Master Data Management (MDM) as a discipline has existed for over 20+ years now, yet many organizations struggle with it for various reasons. It could be because of wrong tool selection, wrong System Integrator (SI) selection, or simply misalignment within an organization.

This article intends to highlight some of the key aspects that are important for the successful implementation of an MDM initiative based on our experience of working with several customers worldwide. Let’s dive deep into the details of those aspects.

The following list isn’t in any order of priority; all the following are equally important based on our experience of successfully delivering several MDM programs. Most of the following apply to Product Information Management (PIM) too, which is a specialized form of MDM focused on product data.

Executive buy-in

It is an important aspect that often gets overlooked. MDM brings changes to how things get done in an organization. We all know that changes can be hard to adapt to. The lack of executive buy-in could result in multiple challenges, such as difficulty in organization wide adoption, pushback from end users, siloed and department-specific implementation, and grappling with various MDM systems.

Here are a couple of real-world examples from our experience around this. We had a customer for whom the end users insisted that their data entry method in excel must have robust support in the tool without any additional data quality checks. Their end users were very comfortable with the same. If not for their executive mandate, we may have built excel-like functionalities in an MDM tool. That would have meant carrying over all the excel issues into a modern MDM tool.

In another example, we ran into a situation where the PIM solution wasn’t adopted enterprise-wide after the departure of the executive. Along with data inconsistency issues, this also resulted in zero ROI from the PIM license / implementation.

Define Key Performance Indicators (KPIs) /outcome of MDM

An organization needs to clearly define a set of KPIs that will measure the success of the MDM program. Just stating that we need to have a single source of truth for customer, product, supplier, location, and chart of account or that we wish to improve the quality of our data, isn’t sufficient. Here are some examples of target statistics to measure MDM outcomes – improve operational efficiency by 30%, launch new products 50% faster, improve customer data quality by 100%, and so on.

Governance end to end

Master data governance is about defining the processes, policies, sources, rules etc. in the context of the master data being managed. It is yet another important aspect that often gets overlooked. Defining the governance criteria around managing your master data right from day one is important to avoid ambiguity. You need to have details on ownership of the master data, change management of master data, data governance council, and the process for retiring master data.

Strategic vision with incremental business value addition

An organization needs to have a strategic vision for MDM and the ability to identify and deliver incremental business value. In the fast-paced world that we live in, people expect quick outcomes and no longer have the patience to wait for multiple years. Therefore, it is important to identify and deliver small incremental and continuous benefits to the business. Along with keeping the company involved and excited, it also avoids the big-bang approach, which mostly results in program failure.

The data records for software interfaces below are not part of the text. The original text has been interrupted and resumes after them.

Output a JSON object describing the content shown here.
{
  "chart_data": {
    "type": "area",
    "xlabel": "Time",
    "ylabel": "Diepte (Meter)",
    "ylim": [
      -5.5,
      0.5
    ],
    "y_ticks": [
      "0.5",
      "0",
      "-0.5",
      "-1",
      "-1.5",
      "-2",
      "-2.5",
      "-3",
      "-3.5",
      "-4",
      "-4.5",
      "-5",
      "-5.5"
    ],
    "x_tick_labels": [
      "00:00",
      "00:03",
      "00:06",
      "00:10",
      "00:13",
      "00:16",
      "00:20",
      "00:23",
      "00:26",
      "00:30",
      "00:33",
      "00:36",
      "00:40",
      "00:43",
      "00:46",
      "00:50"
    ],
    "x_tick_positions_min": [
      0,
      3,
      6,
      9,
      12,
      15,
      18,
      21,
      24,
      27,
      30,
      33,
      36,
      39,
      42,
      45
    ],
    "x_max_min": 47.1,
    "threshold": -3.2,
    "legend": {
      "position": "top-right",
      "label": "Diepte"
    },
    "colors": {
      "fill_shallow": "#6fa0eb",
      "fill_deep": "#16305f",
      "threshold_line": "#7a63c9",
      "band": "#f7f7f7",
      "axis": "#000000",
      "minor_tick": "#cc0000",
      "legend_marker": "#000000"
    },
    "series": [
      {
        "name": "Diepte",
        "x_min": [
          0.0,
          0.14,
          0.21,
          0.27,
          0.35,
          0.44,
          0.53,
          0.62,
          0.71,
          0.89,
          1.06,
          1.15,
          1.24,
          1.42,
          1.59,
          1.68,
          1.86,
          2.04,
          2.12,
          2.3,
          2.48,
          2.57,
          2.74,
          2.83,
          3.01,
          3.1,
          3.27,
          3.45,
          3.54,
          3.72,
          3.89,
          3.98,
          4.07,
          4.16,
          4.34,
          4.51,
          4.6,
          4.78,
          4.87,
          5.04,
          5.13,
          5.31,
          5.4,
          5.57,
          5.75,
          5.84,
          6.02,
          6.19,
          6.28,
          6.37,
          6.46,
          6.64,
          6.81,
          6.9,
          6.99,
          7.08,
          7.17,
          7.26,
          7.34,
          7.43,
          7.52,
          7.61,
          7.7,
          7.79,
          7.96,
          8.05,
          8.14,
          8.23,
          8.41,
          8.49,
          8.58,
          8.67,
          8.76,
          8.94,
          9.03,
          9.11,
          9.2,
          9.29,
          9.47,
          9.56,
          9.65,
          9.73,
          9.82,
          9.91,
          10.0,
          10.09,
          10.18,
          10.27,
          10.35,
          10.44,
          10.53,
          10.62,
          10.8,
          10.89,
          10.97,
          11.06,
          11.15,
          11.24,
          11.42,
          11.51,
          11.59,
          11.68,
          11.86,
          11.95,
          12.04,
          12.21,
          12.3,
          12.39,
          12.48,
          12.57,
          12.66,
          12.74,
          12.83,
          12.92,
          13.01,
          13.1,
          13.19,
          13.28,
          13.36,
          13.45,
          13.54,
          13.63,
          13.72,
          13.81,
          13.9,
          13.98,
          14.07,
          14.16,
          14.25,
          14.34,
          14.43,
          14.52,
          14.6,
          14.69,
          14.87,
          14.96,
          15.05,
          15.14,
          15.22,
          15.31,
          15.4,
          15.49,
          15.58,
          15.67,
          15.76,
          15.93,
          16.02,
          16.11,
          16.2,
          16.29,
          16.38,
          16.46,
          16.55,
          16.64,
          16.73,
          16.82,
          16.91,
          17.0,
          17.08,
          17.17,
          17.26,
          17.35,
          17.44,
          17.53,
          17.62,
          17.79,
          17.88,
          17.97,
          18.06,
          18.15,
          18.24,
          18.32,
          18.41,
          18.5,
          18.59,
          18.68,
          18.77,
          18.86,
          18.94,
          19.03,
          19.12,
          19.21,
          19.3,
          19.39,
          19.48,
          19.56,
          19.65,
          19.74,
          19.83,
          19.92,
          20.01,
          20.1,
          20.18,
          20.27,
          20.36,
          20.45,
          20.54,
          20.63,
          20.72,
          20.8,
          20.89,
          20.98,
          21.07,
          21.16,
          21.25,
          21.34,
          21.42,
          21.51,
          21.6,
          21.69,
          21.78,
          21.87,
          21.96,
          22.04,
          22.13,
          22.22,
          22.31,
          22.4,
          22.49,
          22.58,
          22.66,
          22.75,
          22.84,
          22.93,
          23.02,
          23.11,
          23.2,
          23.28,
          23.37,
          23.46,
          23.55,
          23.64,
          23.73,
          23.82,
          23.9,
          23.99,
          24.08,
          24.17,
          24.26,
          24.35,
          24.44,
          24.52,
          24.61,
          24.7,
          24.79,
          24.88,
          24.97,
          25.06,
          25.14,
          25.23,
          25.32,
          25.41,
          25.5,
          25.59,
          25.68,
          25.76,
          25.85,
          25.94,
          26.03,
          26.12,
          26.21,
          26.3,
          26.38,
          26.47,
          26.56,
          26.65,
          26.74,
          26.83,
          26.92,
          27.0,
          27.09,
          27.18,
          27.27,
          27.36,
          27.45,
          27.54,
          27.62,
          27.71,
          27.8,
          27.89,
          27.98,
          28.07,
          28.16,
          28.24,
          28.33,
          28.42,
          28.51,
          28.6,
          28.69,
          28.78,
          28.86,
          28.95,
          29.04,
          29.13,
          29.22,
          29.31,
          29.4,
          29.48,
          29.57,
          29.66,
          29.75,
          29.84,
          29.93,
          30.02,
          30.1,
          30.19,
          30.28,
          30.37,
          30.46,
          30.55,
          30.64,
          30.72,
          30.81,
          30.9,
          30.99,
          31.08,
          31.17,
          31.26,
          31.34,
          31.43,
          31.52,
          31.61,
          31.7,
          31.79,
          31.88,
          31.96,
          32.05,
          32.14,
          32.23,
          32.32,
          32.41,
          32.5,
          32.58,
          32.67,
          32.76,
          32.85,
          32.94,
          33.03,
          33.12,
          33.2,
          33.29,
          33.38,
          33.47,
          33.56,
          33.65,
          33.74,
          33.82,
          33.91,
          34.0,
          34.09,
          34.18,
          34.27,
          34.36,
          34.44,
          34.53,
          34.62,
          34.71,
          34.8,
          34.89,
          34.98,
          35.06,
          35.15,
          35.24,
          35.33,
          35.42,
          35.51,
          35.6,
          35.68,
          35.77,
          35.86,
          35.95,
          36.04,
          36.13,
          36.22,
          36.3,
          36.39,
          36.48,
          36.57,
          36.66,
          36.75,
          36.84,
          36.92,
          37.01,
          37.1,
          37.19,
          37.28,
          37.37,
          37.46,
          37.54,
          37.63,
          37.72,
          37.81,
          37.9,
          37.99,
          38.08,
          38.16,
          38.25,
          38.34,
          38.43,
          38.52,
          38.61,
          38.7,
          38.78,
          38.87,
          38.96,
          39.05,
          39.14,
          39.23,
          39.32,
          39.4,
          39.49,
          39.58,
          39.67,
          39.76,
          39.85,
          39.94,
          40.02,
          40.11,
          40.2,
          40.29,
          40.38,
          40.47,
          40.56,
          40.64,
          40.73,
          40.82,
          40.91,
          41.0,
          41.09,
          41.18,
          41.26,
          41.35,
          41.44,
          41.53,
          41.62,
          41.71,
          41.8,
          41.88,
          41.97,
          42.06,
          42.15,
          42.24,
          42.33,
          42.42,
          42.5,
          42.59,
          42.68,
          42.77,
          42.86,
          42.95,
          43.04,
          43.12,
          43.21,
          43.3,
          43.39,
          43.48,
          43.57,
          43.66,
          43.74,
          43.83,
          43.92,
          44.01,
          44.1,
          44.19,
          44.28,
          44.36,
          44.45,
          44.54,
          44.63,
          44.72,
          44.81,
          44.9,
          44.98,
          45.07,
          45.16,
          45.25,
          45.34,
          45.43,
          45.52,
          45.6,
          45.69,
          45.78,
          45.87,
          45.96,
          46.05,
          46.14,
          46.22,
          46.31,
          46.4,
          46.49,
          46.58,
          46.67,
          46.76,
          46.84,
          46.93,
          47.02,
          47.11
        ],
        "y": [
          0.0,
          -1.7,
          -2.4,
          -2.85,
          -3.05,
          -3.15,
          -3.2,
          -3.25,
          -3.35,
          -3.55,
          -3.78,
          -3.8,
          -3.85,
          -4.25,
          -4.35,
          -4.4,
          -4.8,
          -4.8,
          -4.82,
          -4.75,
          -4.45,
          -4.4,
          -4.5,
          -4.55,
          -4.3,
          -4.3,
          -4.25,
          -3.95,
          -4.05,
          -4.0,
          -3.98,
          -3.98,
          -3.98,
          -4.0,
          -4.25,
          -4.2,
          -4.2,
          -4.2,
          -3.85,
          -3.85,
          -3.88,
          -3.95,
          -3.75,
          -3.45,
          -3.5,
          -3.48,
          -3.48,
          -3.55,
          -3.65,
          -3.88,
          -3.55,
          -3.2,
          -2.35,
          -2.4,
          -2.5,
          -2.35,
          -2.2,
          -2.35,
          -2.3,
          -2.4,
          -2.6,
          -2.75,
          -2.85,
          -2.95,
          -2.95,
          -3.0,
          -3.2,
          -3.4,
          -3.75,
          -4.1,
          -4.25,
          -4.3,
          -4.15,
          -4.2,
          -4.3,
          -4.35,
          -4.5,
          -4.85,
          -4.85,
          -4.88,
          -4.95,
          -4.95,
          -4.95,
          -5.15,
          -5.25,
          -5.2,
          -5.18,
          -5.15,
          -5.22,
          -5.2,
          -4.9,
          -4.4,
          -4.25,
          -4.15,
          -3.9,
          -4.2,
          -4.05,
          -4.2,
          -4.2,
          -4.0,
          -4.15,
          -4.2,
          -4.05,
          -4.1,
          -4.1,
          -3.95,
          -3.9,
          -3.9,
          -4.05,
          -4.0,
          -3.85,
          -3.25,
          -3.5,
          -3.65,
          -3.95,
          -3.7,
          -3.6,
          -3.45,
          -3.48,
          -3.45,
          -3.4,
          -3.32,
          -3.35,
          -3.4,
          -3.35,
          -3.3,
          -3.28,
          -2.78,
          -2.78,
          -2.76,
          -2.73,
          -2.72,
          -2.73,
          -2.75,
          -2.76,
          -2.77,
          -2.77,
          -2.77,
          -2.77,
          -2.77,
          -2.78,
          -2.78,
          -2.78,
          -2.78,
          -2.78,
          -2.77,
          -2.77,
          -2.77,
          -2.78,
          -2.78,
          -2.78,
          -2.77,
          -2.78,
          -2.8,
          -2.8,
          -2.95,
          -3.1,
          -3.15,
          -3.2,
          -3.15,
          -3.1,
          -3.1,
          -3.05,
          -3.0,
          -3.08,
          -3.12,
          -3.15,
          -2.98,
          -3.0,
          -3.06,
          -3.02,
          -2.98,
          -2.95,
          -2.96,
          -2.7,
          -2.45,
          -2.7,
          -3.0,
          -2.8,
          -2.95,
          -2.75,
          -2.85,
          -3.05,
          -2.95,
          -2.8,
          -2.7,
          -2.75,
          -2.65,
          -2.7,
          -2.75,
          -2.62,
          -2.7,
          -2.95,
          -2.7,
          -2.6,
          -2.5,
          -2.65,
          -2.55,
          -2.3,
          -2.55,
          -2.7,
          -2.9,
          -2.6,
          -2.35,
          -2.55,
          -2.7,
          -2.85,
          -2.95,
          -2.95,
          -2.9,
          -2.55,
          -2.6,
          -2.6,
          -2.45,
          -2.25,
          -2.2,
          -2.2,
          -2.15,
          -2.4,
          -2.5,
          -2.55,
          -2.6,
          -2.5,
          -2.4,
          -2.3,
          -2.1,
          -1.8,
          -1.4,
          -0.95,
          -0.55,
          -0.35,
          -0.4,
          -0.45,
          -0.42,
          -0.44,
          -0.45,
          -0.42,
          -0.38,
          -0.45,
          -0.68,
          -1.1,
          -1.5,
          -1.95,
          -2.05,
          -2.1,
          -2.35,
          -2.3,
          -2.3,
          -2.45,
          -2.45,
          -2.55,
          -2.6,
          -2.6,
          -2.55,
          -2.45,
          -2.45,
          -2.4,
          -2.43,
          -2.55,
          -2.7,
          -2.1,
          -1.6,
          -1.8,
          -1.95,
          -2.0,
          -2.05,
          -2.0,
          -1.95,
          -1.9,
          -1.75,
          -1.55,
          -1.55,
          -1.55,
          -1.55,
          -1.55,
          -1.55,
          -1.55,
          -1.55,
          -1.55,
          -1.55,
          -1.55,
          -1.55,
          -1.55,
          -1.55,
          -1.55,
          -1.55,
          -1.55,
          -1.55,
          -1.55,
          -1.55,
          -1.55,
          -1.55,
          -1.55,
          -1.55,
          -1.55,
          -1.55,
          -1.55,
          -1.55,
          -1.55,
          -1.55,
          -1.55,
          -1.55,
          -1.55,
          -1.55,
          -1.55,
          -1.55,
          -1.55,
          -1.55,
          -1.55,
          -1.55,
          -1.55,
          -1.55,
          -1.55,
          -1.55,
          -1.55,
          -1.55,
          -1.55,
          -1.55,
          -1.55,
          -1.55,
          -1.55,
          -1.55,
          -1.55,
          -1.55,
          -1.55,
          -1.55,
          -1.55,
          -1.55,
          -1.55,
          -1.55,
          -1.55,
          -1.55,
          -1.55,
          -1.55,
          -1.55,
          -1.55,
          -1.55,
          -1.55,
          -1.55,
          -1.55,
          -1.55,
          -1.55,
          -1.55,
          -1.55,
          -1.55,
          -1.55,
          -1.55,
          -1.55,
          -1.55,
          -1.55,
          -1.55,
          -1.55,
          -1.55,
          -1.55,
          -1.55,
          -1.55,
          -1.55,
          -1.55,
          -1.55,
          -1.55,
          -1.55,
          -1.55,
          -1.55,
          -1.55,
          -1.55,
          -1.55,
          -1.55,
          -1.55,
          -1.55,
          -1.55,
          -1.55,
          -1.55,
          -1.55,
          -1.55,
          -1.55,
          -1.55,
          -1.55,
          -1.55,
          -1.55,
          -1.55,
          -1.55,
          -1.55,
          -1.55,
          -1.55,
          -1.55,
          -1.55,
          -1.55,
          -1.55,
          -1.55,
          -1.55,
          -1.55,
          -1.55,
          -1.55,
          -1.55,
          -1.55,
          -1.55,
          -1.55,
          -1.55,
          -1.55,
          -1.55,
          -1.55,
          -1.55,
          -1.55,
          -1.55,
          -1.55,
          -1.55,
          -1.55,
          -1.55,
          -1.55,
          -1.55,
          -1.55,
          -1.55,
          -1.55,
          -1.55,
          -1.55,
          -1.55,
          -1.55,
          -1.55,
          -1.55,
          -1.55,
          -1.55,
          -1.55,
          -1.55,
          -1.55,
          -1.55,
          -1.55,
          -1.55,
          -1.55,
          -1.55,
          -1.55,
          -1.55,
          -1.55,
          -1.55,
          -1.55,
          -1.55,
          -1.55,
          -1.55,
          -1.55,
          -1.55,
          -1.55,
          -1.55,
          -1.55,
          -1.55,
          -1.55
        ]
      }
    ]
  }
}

Right MDM technology/platform and implementation partner

Last but certainly not least, it is important that you choose the right technology as well as an implementation partner. Otherwise, it impacts the organization’s ability to deliver value and, in most cases, proves detrimental to the business.

We had a customer come to us asking for assistance with upgrading an on-prem MDM solution as the vendor team quoted them ~1M USD for upgrading to the latest release. As another data point, ~50% of the RFPs/requests that we get today are about moving from the current legacy MDM platform to a new modern one. Some of the common reasons that we see are, current system is too slow to adapt to changing business needs, is difficult to manage/maintain or has a shortage of skilled resource pool in the market.

MDM isn’t easy or isn’t just another IT project. It is hard to implement, given that it is not about technology, process, or people but rather a combination of all three working together seamlessly. However, proper planning, along with the selection of the right technology/partner, can help streamline that journey. A correctly implemented MDM solution can help achieve operational efficiency, grow the business and/or completely transform the business within an organization.

In the next blog of this series, I will discuss how we take care of all the above aspects by working closely with customer business and IT teams. Stay tuned!